By Barb Ward from an excerpt by Laurie Cure, PhD

This time of year, there is always a lot of talk around setting your New Year’s Resolutions. Maybe you want to go after that promotion you’ve been eyeing, save money, work out regularly, eat healthier. Whatever the resolution, the internal motivation, and the goal behind it are what is ultimately the most important. New Year’s Day is really just an arbitrary day to decide to start something new—you may feel pressure to state an ambitious resolution for the sake of having one rather than diligently thinking through how the goal will truly benefit you or devising a plan for measuring or sustaining your progress. Perhaps that is why more than 50% of the time these resolutions are abandoned within the first several months of the year.

Perhaps this year, you can intentionally do things differently and achieve different results, because the truth is, establishing goals is an important way to provide focus for our efforts and it drives achievement towards them. It allows us to align our energy with the things that are most important to us.

Imagine for a moment you are planning for a trip. At one time, you would have used physical MAPS to guide you on your journey. Nowadays, your method would likely be more automated, but the concept is the same. So, bear with me.

When you use MAPS to guide your journey, you have a destination and route in mind. That destination is often driven from a place of desire. You want (or need) to go there for some reason that is important to you. It’s important to know, before you embark on your journey that you have effective transportation, financial resources, and the appropriate reservations. Next, you pack the right supplies and are confident in your ability to make the journey. That means, making sure you know the plan for the journey, while also understanding that often plans need to be fluid and changing and you must allow the flexibility to adjust as needed. For example, if the journey is hiking to the top of a peak, you will need to equip yourself with the right skills and experience to successfully complete the trek. And finally, you will set specific, realistic expectations and timelines for how long the journey will take.

Using the MAPS perspective, to be successful your goal must be:

Motivational: You have to feel compelled to strive for your goal. It must hold a level of importance that matches the effort required to achieve it. You will also benefit from finding a personal connection to it. This establishes an emotional link between you and what you seek to accomplish.

Attainable: You must believe your efforts will enable you to achieve your goals. This means, having the skills – or the ability to acquire them – to be successful. Your goals need to be attainable, but they should also pull you out of your comfort zone.

Permeable: Goals that are too rigid are often abandoned. This explains why New Year’s resolutions are often unsuccessful. Goals should be flexible enough to change if circumstances change or other opportunities arise.

Specific: Your path forward requires you to clearly define what needs to be accomplished (often in a measurable way with timeframes). Breaking goals into smaller pieces can also support your success and identifying milestones along the way can be critical.

So, if you create successful MAPS for your goals, you can ensure the focus is on what is important to you. Be sure to measure your progress along the way.
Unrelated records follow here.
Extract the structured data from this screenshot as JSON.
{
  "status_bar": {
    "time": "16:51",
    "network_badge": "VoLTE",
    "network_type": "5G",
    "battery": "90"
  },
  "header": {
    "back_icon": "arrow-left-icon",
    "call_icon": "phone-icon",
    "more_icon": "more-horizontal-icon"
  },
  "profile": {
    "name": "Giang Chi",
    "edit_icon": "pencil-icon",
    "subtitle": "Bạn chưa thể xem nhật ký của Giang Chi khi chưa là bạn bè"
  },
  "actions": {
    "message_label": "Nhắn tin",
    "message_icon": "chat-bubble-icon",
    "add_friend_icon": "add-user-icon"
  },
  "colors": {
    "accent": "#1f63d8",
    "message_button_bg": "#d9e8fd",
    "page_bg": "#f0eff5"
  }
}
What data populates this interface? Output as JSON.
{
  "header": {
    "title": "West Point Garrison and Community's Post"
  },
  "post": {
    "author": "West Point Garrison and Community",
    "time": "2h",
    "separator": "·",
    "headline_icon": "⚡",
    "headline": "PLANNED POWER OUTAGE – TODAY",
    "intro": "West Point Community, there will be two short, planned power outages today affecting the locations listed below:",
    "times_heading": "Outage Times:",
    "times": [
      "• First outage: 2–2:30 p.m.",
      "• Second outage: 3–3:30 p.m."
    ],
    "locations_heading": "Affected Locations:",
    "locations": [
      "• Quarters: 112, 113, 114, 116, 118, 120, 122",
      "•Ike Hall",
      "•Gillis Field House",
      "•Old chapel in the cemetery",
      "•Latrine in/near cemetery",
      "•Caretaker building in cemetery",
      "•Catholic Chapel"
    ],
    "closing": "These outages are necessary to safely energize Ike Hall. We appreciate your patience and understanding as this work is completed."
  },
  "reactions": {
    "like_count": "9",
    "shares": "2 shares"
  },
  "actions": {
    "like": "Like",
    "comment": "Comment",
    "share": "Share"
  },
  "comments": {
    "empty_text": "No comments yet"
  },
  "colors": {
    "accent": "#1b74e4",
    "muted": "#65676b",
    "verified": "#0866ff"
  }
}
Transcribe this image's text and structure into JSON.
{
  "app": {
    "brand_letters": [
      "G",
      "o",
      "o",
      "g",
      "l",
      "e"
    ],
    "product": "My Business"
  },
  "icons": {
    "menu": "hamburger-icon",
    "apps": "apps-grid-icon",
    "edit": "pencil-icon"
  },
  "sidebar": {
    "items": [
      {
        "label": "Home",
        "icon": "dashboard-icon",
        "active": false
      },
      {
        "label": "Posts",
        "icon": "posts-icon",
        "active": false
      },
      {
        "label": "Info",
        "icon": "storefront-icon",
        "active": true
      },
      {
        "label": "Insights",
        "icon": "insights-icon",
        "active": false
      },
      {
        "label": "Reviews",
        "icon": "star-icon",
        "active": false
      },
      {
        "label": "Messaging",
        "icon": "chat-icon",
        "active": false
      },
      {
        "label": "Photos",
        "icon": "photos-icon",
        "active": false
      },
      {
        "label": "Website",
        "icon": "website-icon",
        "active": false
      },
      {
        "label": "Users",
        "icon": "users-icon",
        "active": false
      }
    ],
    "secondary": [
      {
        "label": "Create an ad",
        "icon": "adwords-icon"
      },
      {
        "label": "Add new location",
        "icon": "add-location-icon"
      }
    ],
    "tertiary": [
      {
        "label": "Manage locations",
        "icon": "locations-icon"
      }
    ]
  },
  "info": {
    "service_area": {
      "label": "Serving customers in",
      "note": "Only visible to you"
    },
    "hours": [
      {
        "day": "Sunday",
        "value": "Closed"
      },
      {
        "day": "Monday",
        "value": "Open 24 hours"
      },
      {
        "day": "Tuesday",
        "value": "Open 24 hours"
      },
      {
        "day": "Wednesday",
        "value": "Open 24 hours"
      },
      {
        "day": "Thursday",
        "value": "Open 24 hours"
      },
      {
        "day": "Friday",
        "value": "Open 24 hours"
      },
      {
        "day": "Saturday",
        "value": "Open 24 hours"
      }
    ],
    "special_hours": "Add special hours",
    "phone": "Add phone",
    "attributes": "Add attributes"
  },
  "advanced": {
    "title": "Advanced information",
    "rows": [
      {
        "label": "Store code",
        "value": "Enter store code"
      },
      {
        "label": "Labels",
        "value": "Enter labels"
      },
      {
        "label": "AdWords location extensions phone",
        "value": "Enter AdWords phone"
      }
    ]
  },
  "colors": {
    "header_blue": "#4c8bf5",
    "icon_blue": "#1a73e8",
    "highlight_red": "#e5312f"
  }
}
While it still requires intentionality and commitment to stick to your goals, this method may just enable you to finish the year with a successful goal achievement.

What’s more, in addition to helping you personally achieve your goals, the MAPS method also works successfully in professional settings to help individuals and teams reach their goals.